This is our belief that this world is transitory and we should strive for the life in the Hereafter. If this is so, then, what is the need to engage in worldly affairs like research works in different disciplines of medicine, engineering, space etc. Any how, one is destined to die one day then what is the use of all such activities?
Man’s involvement in worldly activities is not based upon any religious directive, but is, in fact, related to his inherent nature, abilities and desires.
There could be various reasons for one to relish activities that may not be beneficial for his self in one’s own life span. However, I would allude to some of the more significant ones:
Man has inherited his urge to make his life in this world more and more suitable and comfortable. He tries to enrich the available facilities and enhance the sources for the future generations. This is because of a strong social memory which he possesses. He does not engender offspring and forget them, like most animals do, after sometime rather he remains emotionally attached to them throughout his life. This is one of the most striking differences between humans and animals. Unlike other animals, man craves for close relationship with his relations and does not remove them from his memory even after a long time. This strong social memory keeps him emotionally attached to others and brings him upon doing his best to benefit not only his immediate, but also his future generations. This urge of man does not whither even in the absence of relations. Thus, man works for the betterment of his future generations and strives to bring comfort to the lives of his descendents even without coming into acquaintance with them. Had this realization not been there we would have been living the life of the first generation on earth. Like animals, man would then strive only for his own needs and no progress would have been possible in any of the spheres of human activity.

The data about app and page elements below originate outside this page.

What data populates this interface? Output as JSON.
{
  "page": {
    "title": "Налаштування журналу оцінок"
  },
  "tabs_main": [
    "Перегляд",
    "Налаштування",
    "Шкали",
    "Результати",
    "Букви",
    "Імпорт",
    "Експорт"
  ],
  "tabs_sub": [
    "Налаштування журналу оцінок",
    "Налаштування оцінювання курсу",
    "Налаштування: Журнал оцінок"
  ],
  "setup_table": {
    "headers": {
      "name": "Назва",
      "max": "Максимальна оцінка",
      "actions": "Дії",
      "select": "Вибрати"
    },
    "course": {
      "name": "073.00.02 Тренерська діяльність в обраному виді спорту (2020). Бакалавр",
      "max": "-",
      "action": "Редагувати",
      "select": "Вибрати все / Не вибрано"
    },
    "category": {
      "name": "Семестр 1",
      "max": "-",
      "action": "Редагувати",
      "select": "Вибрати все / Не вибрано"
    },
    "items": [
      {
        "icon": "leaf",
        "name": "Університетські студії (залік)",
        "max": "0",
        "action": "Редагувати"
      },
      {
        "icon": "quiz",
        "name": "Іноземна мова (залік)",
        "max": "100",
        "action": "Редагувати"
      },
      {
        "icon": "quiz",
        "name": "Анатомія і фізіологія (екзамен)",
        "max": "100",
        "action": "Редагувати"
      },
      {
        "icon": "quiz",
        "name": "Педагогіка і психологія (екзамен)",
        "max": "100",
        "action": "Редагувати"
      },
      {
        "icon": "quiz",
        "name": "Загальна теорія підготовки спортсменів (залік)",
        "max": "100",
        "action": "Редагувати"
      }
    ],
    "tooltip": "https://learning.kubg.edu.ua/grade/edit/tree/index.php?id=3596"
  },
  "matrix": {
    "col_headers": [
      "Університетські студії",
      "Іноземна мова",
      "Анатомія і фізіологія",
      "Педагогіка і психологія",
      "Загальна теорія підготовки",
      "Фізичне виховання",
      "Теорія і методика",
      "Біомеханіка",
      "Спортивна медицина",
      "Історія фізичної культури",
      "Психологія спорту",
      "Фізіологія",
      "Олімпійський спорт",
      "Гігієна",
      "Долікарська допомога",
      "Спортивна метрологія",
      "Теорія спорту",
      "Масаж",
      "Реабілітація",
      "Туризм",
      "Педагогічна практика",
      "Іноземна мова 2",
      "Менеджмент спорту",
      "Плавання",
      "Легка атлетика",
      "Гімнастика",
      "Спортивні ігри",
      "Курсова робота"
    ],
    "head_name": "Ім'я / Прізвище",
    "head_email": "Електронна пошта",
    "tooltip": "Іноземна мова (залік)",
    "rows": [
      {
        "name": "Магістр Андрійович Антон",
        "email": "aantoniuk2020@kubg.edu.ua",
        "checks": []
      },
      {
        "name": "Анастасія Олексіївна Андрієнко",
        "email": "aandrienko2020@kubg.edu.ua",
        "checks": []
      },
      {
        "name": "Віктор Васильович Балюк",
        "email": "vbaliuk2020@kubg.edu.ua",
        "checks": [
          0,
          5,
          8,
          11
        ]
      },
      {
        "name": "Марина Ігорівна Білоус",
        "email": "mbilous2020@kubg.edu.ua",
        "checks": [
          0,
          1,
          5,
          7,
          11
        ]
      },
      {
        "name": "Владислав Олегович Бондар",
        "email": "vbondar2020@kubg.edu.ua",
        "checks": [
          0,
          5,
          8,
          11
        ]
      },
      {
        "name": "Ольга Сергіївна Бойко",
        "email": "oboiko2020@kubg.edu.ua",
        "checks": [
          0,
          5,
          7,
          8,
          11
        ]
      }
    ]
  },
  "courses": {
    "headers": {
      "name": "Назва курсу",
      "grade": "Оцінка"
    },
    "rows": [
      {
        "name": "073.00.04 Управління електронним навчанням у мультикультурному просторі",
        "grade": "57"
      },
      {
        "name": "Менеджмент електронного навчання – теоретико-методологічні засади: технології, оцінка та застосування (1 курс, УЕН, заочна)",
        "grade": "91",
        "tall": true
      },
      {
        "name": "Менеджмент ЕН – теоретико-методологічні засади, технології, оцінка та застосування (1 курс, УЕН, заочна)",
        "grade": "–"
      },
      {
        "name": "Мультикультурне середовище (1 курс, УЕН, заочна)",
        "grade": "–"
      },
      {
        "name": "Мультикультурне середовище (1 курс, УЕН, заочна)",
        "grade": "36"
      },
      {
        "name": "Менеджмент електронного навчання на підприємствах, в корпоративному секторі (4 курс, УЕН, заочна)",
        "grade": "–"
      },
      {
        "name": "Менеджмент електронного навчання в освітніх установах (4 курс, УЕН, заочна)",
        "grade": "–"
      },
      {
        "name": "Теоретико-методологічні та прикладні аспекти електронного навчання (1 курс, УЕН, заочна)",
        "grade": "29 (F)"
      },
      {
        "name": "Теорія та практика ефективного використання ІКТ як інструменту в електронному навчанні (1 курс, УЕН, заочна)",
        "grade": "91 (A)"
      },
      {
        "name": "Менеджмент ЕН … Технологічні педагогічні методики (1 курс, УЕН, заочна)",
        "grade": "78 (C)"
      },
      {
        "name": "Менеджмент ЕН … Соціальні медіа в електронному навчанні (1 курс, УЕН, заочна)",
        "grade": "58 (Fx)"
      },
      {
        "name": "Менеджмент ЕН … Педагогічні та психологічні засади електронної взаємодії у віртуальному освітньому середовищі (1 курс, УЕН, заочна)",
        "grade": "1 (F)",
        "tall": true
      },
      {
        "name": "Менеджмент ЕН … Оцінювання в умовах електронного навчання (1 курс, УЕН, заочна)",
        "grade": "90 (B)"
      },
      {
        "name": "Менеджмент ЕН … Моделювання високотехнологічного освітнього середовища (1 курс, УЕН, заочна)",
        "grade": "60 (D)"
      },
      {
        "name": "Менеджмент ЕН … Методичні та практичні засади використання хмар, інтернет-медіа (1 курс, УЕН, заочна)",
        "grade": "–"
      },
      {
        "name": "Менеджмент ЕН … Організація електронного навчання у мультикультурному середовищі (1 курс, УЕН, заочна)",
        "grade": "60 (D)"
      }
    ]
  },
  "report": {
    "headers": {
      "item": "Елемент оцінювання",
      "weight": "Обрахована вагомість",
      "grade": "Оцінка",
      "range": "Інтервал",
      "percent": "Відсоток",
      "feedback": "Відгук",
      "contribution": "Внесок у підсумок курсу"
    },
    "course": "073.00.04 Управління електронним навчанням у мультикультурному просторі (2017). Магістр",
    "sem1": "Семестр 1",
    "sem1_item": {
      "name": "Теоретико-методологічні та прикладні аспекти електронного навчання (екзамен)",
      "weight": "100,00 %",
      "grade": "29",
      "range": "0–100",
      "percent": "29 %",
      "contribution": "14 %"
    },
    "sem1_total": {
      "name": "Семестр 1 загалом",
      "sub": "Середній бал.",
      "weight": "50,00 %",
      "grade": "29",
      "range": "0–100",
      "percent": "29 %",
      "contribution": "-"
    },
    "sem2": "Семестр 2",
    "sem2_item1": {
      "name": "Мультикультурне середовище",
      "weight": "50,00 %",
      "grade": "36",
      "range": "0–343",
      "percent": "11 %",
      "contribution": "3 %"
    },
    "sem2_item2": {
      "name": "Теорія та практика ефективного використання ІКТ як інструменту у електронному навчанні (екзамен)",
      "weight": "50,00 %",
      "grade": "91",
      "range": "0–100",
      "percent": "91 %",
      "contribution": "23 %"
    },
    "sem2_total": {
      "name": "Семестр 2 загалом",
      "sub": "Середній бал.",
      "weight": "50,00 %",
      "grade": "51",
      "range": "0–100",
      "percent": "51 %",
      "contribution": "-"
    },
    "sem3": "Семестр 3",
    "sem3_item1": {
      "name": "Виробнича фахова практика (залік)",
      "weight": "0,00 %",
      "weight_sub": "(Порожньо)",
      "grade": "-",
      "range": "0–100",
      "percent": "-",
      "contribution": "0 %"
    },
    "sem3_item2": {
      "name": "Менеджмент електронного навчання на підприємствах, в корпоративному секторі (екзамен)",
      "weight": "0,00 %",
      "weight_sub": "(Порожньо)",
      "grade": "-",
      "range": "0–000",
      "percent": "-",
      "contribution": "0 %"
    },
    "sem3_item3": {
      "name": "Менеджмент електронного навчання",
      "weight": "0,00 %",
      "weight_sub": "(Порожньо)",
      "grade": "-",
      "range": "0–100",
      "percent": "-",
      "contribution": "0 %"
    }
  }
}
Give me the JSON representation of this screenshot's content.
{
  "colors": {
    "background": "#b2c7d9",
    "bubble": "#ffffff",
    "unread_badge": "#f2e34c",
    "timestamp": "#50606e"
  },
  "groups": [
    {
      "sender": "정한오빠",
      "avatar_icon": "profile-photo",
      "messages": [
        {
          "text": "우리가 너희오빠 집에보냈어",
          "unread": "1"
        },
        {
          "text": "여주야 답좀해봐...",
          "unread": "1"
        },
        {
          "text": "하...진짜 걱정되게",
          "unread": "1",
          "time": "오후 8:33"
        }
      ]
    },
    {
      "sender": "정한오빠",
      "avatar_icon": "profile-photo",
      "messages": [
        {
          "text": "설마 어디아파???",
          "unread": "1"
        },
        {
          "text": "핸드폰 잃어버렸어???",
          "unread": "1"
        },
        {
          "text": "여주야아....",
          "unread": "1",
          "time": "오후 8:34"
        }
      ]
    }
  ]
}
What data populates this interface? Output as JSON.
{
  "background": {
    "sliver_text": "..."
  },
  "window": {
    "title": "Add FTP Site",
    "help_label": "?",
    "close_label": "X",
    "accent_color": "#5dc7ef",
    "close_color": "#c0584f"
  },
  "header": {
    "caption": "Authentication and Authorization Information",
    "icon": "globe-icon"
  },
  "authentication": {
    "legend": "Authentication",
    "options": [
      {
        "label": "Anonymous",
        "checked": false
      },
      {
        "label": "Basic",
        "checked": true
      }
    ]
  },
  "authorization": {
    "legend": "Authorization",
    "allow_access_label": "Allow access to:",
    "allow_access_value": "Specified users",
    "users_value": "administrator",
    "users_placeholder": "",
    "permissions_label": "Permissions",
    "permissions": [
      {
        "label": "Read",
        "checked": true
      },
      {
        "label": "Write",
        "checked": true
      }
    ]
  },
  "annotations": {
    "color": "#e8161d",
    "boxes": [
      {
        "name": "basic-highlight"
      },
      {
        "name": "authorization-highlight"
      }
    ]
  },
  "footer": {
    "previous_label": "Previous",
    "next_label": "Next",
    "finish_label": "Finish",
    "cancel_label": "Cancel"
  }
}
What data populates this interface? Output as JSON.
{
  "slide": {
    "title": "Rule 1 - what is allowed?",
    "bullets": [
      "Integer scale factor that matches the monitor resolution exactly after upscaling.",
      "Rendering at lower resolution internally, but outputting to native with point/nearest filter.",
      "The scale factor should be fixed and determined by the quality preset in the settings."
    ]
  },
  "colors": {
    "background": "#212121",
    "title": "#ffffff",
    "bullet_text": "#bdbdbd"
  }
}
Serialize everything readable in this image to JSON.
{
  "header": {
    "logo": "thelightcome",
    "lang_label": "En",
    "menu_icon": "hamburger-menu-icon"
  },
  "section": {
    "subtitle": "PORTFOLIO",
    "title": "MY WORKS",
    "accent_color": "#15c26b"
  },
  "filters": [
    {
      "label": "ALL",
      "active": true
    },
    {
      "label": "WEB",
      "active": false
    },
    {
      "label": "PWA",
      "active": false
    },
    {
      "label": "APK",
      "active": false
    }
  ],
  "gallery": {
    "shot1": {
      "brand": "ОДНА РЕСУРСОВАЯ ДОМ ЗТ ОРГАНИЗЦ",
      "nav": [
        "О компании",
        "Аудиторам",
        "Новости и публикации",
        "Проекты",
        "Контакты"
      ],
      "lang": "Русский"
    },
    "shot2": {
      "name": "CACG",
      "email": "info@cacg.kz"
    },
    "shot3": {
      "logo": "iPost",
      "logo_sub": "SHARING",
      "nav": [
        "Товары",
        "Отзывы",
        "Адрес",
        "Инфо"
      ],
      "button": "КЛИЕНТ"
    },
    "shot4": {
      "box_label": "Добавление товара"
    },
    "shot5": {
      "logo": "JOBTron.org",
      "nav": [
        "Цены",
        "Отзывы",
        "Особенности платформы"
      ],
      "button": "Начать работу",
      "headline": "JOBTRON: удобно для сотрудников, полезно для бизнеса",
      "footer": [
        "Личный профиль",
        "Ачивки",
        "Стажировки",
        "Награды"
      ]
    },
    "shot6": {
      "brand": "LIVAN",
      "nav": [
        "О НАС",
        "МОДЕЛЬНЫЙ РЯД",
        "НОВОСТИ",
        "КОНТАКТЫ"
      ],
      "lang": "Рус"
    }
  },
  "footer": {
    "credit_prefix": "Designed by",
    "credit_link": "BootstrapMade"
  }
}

Man knows that he cannot achieve all the facilities he enjoys in this world, by himself alone. He is alive to the fact that all the advancement he enjoys has in fact been passed on to him by his ancestors. This sense makes him think that he should also play his part in this struggle.
Another inherent urge in man is that he desires to transform this world into a cherished place – Jannah – for which he has a strong desire implanted strongly within his nature. To achieve this ideal he works and adds to the collective knowledge of the human beings in this world and, thus, the inheritance accumulates. In this manner, fulfilling his own urge to realize his dreams for an eternal and ideal life, he benefits the coming generations.
I hope this helps
Tariq Mahmood Hashmi
February 4, 2003